[What is being asked] Within the records, say how many lines include the word "placeholder"; the answer should be the number and no more.

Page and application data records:
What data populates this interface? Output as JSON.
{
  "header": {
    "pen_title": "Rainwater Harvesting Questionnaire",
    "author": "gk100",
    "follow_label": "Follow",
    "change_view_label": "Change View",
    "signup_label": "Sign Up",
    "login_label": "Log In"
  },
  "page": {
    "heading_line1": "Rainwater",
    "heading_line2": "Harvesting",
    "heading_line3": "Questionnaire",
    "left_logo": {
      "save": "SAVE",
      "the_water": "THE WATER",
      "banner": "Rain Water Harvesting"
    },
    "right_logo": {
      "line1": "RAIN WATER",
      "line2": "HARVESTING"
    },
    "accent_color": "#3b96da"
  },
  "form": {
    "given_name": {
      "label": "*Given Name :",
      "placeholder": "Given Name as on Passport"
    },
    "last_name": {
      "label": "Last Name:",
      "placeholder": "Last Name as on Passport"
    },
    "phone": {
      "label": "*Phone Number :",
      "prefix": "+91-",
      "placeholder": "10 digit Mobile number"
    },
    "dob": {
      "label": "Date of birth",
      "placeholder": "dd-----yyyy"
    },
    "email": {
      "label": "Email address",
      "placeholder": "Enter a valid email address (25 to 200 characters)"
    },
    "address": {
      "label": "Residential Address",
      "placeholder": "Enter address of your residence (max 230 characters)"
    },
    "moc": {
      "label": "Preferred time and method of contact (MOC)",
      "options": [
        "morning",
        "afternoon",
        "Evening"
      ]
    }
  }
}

[Answer space] 6